Pipelining along the 101 we hit the best part of the Oregon Coast by mid afternoon in all it’s scenic, sweeping and cheese laden glory… we past by the Tillamook cheese factory after all. Regardless of the bike I’ve ridden this stretch on, it’s always offered special pleasures. In fall the leaves changing and crisp snap to the air, in spring the fog, mist and roiling ocean, except today… Today spring masquerades as summer with it’s dreamy warm carving of the road. In the back of my mind Groove Armada provides a soundtrack as they sing on about “if you’re fond of sand dunes and salty air, quaint little villages here and there…” I conclude I am, I shut off the iPod and let the song loop in my mind.
In Seaside the clouds start to settle in, and summer cools to early spring with amazing rapidity. We stop to eat at a Pizza Hut and remind ourselves why we only eat there every five years or so. Fortunately the food was slightly better than the neglect that passed for service… but only slightly. We take the opportunity to suit up, electric vests, long johns and waffle-weave tops. As the barometer and temperature start to slip.

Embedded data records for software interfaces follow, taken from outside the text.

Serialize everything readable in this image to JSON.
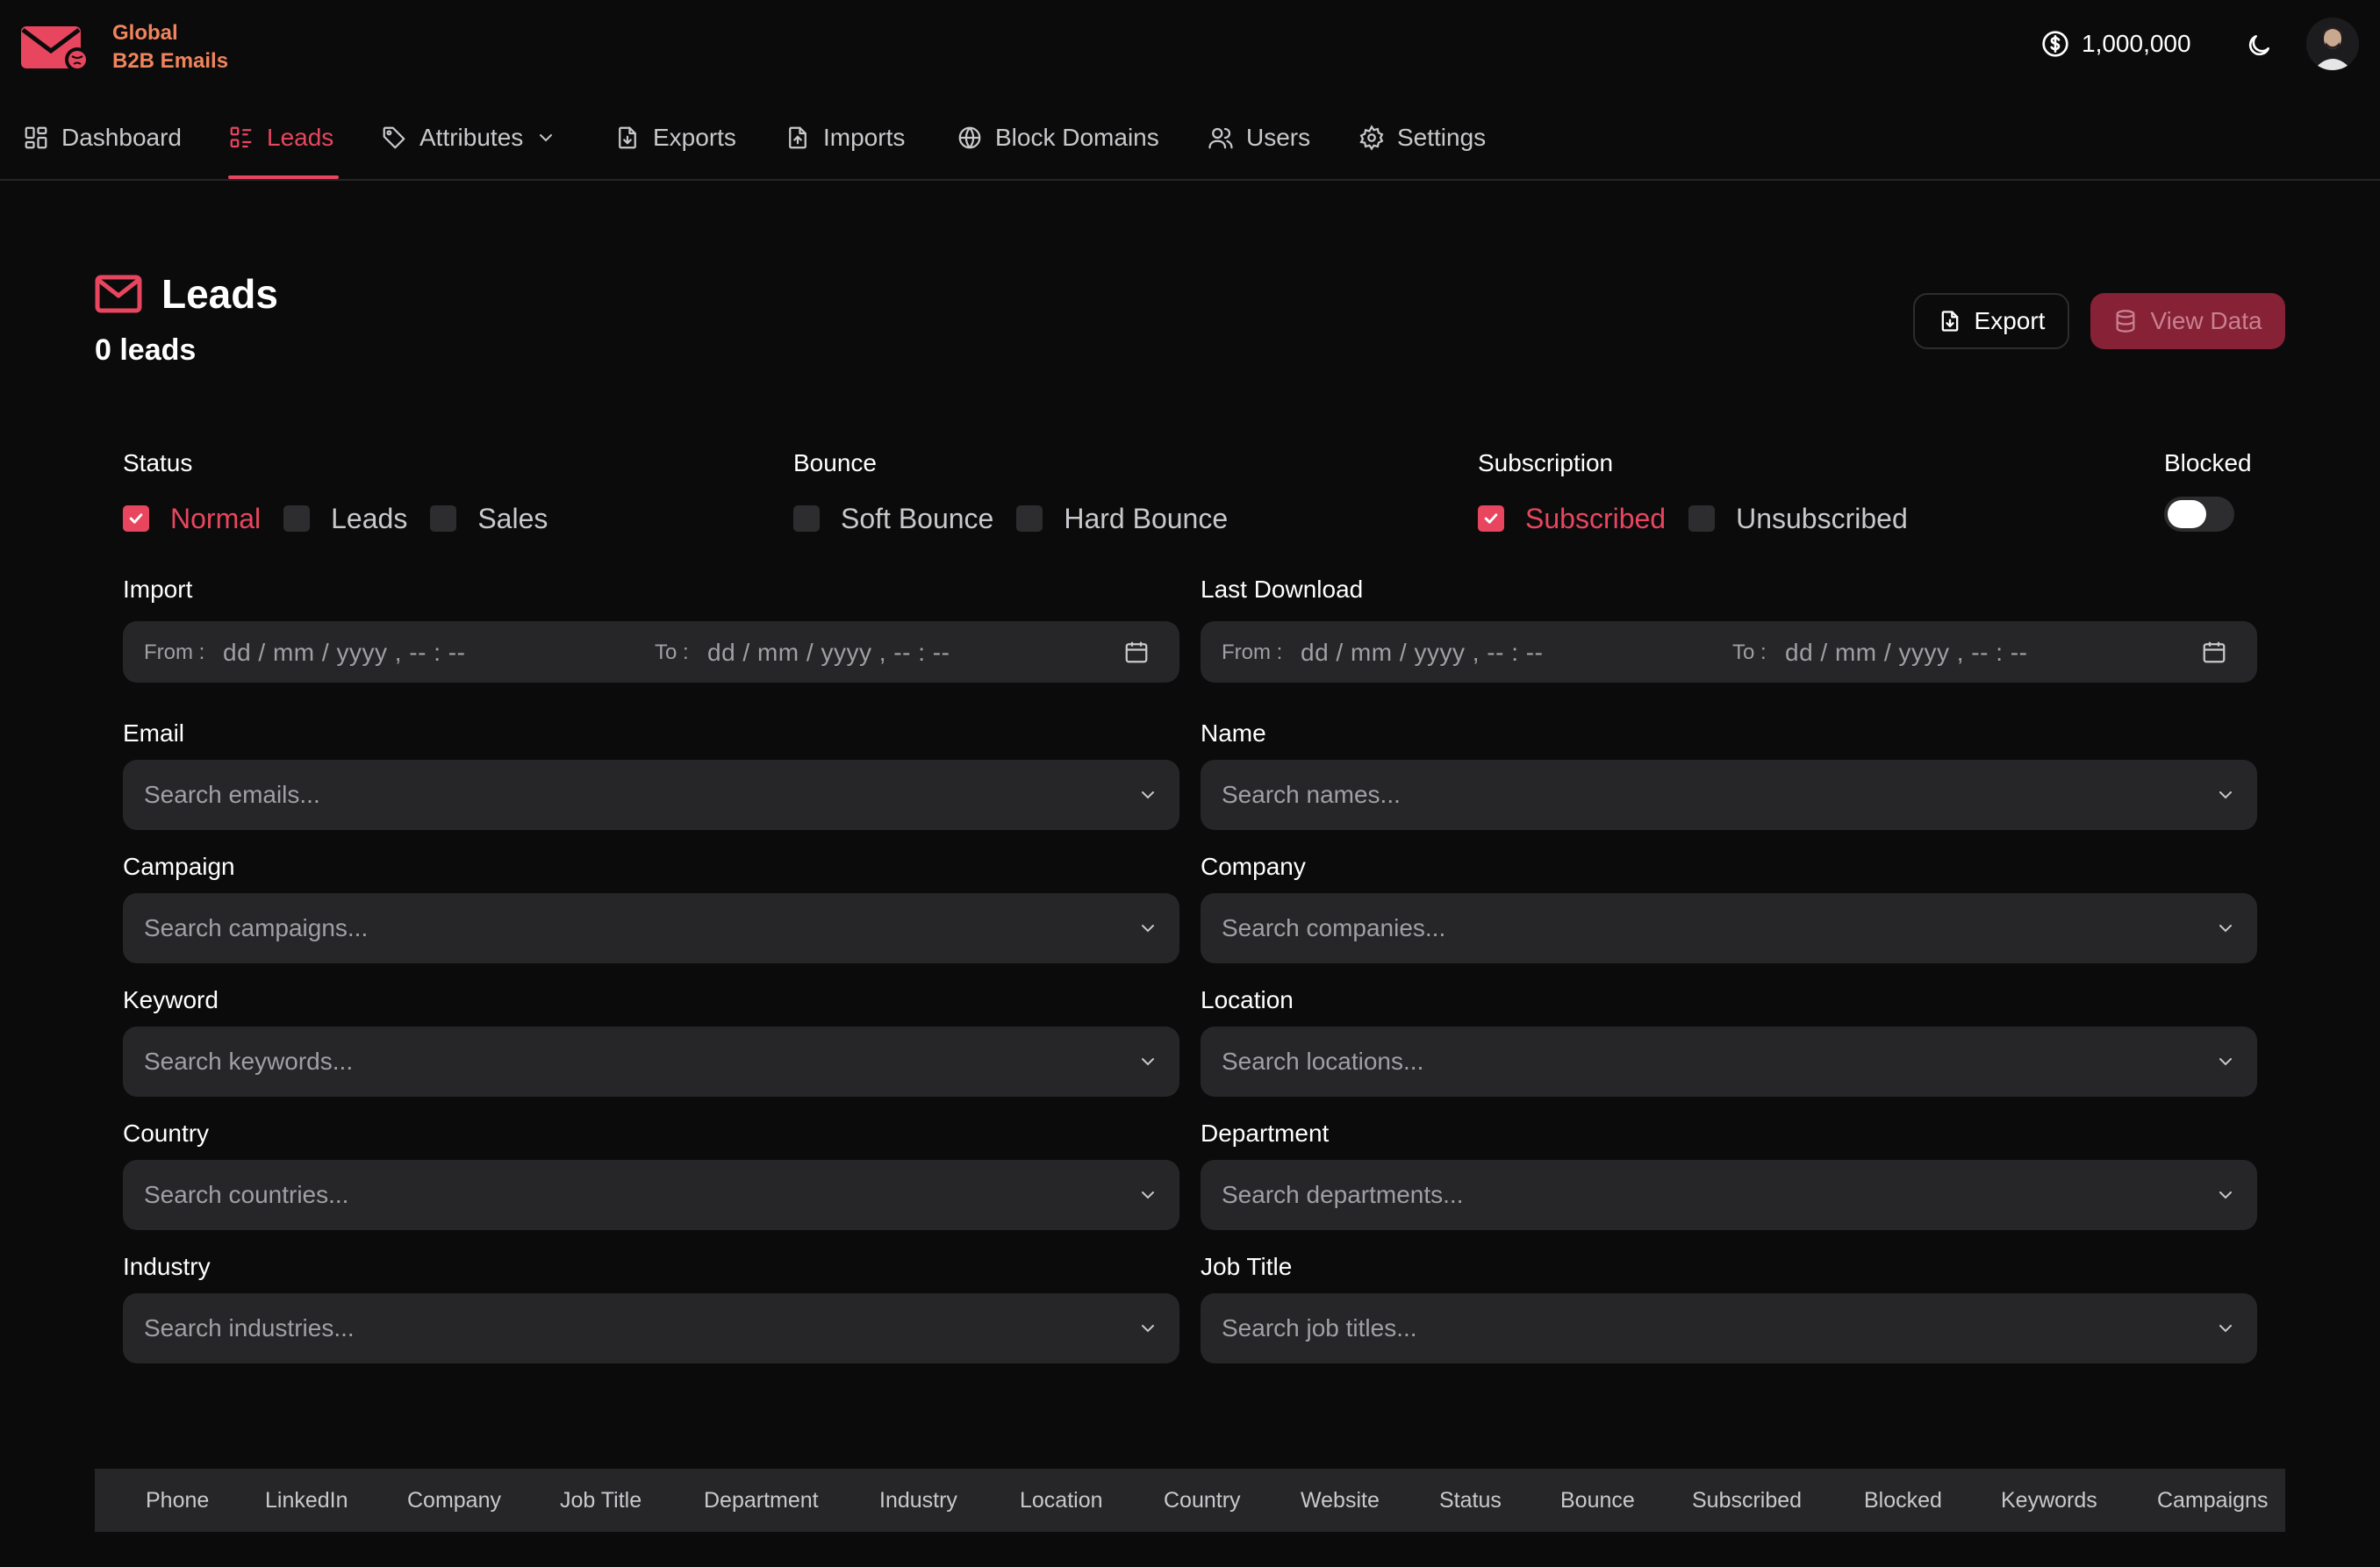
{
  "app": {
    "brand_line1": "Global",
    "brand_line2": "B2B Emails",
    "brand_color": "#f0845c",
    "accent_color": "#e8465f",
    "credits": "1,000,000"
  },
  "nav": {
    "items": [
      {
        "label": "Dashboard",
        "icon": "dashboard-icon"
      },
      {
        "label": "Leads",
        "icon": "leads-icon",
        "active": true
      },
      {
        "label": "Attributes",
        "icon": "tag-icon"
      },
      {
        "label": "Exports",
        "icon": "file-export-icon"
      },
      {
        "label": "Imports",
        "icon": "file-import-icon"
      },
      {
        "label": "Block Domains",
        "icon": "globe-icon"
      },
      {
        "label": "Users",
        "icon": "users-icon"
      },
      {
        "label": "Settings",
        "icon": "gear-icon"
      }
    ]
  },
  "page": {
    "title": "Leads",
    "count": "0 leads",
    "export_label": "Export",
    "view_data_label": "View Data"
  },
  "filters": {
    "status": {
      "label": "Status",
      "options": [
        {
          "label": "Normal",
          "checked": true
        },
        {
          "label": "Leads",
          "checked": false
        },
        {
          "label": "Sales",
          "checked": false
        }
      ]
    },
    "bounce": {
      "label": "Bounce",
      "options": [
        {
          "label": "Soft Bounce",
          "checked": false
        },
        {
          "label": "Hard Bounce",
          "checked": false
        }
      ]
    },
    "subscription": {
      "label": "Subscription",
      "options": [
        {
          "label": "Subscribed",
          "checked": true
        },
        {
          "label": "Unsubscribed",
          "checked": false
        }
      ]
    },
    "blocked": {
      "label": "Blocked",
      "on": false
    },
    "import": {
      "label": "Import",
      "from_label": "From :",
      "to_label": "To :",
      "placeholder": "dd / mm / yyyy ,  -- : --"
    },
    "last_download": {
      "label": "Last Download",
      "from_label": "From :",
      "to_label": "To :",
      "placeholder": "dd / mm / yyyy ,  -- : --"
    },
    "email": {
      "label": "Email",
      "placeholder": "Search emails..."
    },
    "name": {
      "label": "Name",
      "placeholder": "Search names..."
    },
    "campaign": {
      "label": "Campaign",
      "placeholder": "Search campaigns..."
    },
    "company": {
      "label": "Company",
      "placeholder": "Search companies..."
    },
    "keyword": {
      "label": "Keyword",
      "placeholder": "Search keywords..."
    },
    "location": {
      "label": "Location",
      "placeholder": "Search locations..."
    },
    "country": {
      "label": "Country",
      "placeholder": "Search countries..."
    },
    "department": {
      "label": "Department",
      "placeholder": "Search departments..."
    },
    "industry": {
      "label": "Industry",
      "placeholder": "Search industries..."
    },
    "job_title": {
      "label": "Job Title",
      "placeholder": "Search job titles..."
    }
  },
  "table": {
    "columns": [
      "Phone",
      "LinkedIn",
      "Company",
      "Job Title",
      "Department",
      "Industry",
      "Location",
      "Country",
      "Website",
      "Status",
      "Bounce",
      "Subscribed",
      "Blocked",
      "Keywords",
      "Campaigns"
    ]
  }
}
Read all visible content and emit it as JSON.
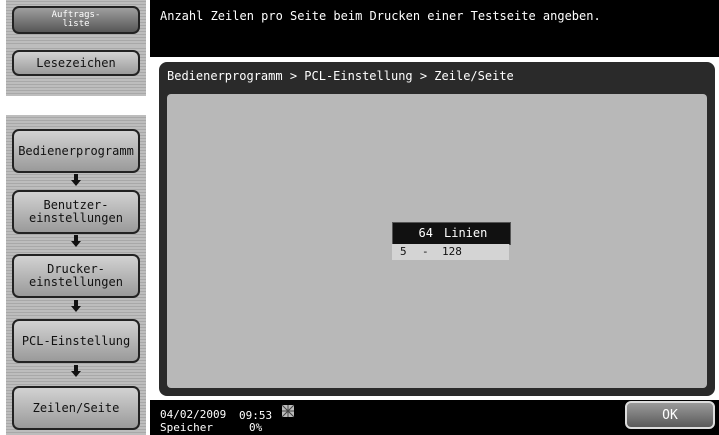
{
  "sidebar": {
    "job_list_label": "Auftrags-\nliste",
    "bookmark_label": "Lesezeichen",
    "breadcrumb_buttons": [
      {
        "label": "Bedienerprogramm"
      },
      {
        "label": "Benutzer-\neinstellungen"
      },
      {
        "label": "Drucker-\neinstellungen"
      },
      {
        "label": "PCL-Einstellung"
      },
      {
        "label": "Zeilen/Seite"
      }
    ]
  },
  "header": {
    "message": "Anzahl Zeilen pro Seite beim Drucken einer Testseite angeben."
  },
  "panel": {
    "path": "Bedienerprogramm > PCL-Einstellung > Zeile/Seite",
    "value": "64",
    "unit": "Linien",
    "range_min": "5",
    "range_sep": "-",
    "range_max": "128"
  },
  "status": {
    "date": "04/02/2009",
    "time": "09:53",
    "memory_label": "Speicher",
    "memory_value": "0%"
  },
  "ok_label": "OK",
  "colors": {
    "panel_bg": "#2a2a2a",
    "inner_bg": "#b8b8b8",
    "status_bg": "#000000"
  }
}
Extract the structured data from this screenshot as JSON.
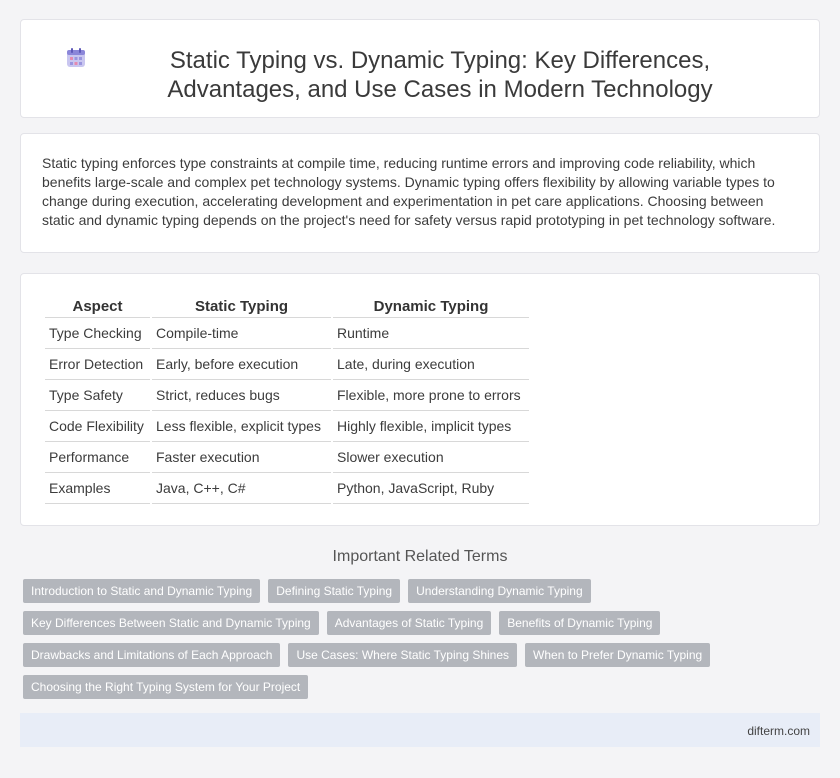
{
  "header": {
    "icon": "calendar-icon",
    "title": "Static Typing vs. Dynamic Typing: Key Differences, Advantages, and Use Cases in Modern Technology"
  },
  "intro": {
    "text": "Static typing enforces type constraints at compile time, reducing runtime errors and improving code reliability, which benefits large-scale and complex pet technology systems. Dynamic typing offers flexibility by allowing variable types to change during execution, accelerating development and experimentation in pet care applications. Choosing between static and dynamic typing depends on the project's need for safety versus rapid prototyping in pet technology software."
  },
  "comparison": {
    "headers": [
      "Aspect",
      "Static Typing",
      "Dynamic Typing"
    ],
    "rows": [
      [
        "Type Checking",
        "Compile-time",
        "Runtime"
      ],
      [
        "Error Detection",
        "Early, before execution",
        "Late, during execution"
      ],
      [
        "Type Safety",
        "Strict, reduces bugs",
        "Flexible, more prone to errors"
      ],
      [
        "Code Flexibility",
        "Less flexible, explicit types",
        "Highly flexible, implicit types"
      ],
      [
        "Performance",
        "Faster execution",
        "Slower execution"
      ],
      [
        "Examples",
        "Java, C++, C#",
        "Python, JavaScript, Ruby"
      ]
    ]
  },
  "related": {
    "title": "Important Related Terms",
    "tags": [
      [
        "Introduction to Static and Dynamic Typing",
        "Defining Static Typing",
        "Understanding Dynamic Typing"
      ],
      [
        "Key Differences Between Static and Dynamic Typing",
        "Advantages of Static Typing",
        "Benefits of Dynamic Typing"
      ],
      [
        "Drawbacks and Limitations of Each Approach",
        "Use Cases: Where Static Typing Shines",
        "When to Prefer Dynamic Typing"
      ],
      [
        "Choosing the Right Typing System for Your Project"
      ]
    ]
  },
  "footer": {
    "site": "difterm.com"
  },
  "colors": {
    "tag_bg": "#b3b6bc",
    "footer_bg": "#e8edf7",
    "page_bg": "#f4f4f6"
  }
}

The weather only begins to threaten rain just north of Lincoln City, but by this point we’re already wearing rain gear for warmth and to cut the moisture in the air. It’s getting cold. Proper motorcycle cold, where it bites into you with a moist cut, and I’m wishing we’d never returned the Widder Electric Vest and Arm Chaps we were lent for review earlier last month. By the time we pull into Florence our minds are set on a Hotel with a hot shower and a bite to eat.
Our digs for the evening are not going to turn up in Conde Naste any time soon, but it was clean, affordable, and smelled of renovation, new carpet, glue and more disturbingly hamster urine. Given the number of posted rules and warnings of undeclared pets being charged at a rate of $50.00 per night I can only guess that the Hamster got it’s money’s worth and partied like a rock star.
The next morning featured drizzle, and the realization that Kevin’s heated grips were failing to honour the heating part of their raison d’etre. Another hour with the volt meter and it was sorted.
The oddest point of the day? Meeting up with Kevin’s parents just north of Eureka on the snowbird migratory return trip for the spring. Riding in lead I see that a conspicuous red truck with massive fifth wheel in tow was flashing it’s high beams and sounding off the horn. We looped at the next exit and caught up with them at Clam Beach. The punch line is that Kevin’s Father, not remembering what the VFR looked like, had been giving pretty much all the motorcycling duos along the way the same treatment, possibly spreading confusion in his wake. The visit was brief as we needed to push on to Ukiah, we wanted to minimize our night riding after all… but you already know all about that.
The next day we began our Rest and Repair cycle with a visit to Ukiah Motorsport. The service manager took the Magna out for a diagnostic spin. It wasn’t a cam-chain rattle after all, that would have been present at all RPMs in the range. No, the cause was much more benign and somewhat relieving; bolts that attached the new engine guard Kevin had installed pre-trip had stripped and the guard was rattling against the engine and frame. Bad sound, but no risk. Still it’s given us some time to visit with our friend Ed, bring in fresh tires and prepare for the next segment of our journey. A group ride from San Francisco to Las Vegas via Death Valley with the Top of the Hill Club.